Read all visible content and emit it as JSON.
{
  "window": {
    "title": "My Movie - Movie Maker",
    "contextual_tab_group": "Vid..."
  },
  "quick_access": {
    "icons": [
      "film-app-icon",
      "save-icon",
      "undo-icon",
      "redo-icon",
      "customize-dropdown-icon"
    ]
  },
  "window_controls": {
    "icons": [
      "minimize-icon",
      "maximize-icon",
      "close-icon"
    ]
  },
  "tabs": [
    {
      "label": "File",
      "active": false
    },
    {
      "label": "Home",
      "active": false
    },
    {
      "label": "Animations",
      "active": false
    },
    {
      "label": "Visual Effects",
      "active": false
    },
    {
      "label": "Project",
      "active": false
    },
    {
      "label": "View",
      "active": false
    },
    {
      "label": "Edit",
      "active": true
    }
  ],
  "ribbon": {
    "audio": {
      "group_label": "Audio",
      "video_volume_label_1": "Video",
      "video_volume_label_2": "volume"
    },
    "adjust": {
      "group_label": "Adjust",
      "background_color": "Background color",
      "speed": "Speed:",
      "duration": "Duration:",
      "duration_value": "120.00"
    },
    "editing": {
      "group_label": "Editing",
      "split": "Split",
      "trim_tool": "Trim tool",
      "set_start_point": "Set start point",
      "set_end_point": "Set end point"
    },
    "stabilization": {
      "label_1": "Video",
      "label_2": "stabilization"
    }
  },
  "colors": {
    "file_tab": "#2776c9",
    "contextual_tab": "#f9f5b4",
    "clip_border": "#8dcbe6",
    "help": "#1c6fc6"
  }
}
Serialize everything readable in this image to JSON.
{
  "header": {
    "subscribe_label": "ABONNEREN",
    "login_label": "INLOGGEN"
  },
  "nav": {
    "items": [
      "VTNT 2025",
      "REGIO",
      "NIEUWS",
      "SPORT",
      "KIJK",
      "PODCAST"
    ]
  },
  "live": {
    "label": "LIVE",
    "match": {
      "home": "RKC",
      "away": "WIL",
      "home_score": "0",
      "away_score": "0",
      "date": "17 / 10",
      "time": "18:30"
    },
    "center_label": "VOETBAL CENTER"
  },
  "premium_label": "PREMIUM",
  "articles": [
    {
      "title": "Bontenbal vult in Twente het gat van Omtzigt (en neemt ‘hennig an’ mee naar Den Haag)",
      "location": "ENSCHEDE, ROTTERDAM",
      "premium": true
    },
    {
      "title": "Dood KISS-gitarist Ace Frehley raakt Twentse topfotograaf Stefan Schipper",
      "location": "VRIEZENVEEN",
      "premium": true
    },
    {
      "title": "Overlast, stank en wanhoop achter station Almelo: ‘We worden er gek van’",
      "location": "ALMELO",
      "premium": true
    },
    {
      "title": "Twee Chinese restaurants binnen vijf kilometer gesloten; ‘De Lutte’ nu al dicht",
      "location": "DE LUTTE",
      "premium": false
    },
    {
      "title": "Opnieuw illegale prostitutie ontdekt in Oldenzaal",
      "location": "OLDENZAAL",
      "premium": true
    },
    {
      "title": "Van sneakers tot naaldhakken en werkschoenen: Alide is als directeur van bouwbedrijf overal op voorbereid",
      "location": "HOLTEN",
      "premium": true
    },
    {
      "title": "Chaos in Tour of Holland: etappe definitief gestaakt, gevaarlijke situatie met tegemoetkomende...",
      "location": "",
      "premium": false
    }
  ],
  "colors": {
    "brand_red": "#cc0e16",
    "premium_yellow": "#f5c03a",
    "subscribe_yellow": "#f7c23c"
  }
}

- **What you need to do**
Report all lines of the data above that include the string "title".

- **Solution to the exercise**
    "title": "My Movie - Movie Maker",
      "title": "Bontenbal vult in Twente het gat van Omtzigt (en neemt ‘hennig an’ mee naar Den Haag)",
      "title": "Dood KISS-gitarist Ace Frehley raakt Twentse topfotograaf Stefan Schipper",
      "title": "Overlast, stank en wanhoop achter station Almelo: ‘We worden er gek van’",
      "title": "Twee Chinese restaurants binnen vijf kilometer gesloten; ‘De Lutte’ nu al dicht",
      "title": "Opnieuw illegale prostitutie ontdekt in Oldenzaal",
      "title": "Van sneakers tot naaldhakken en werkschoenen: Alide is als directeur van bouwbedrijf overal op voorbereid",
      "title": "Chaos in Tour of Holland: etappe definitief gestaakt, gevaarlijke situatie met tegemoetkomende...",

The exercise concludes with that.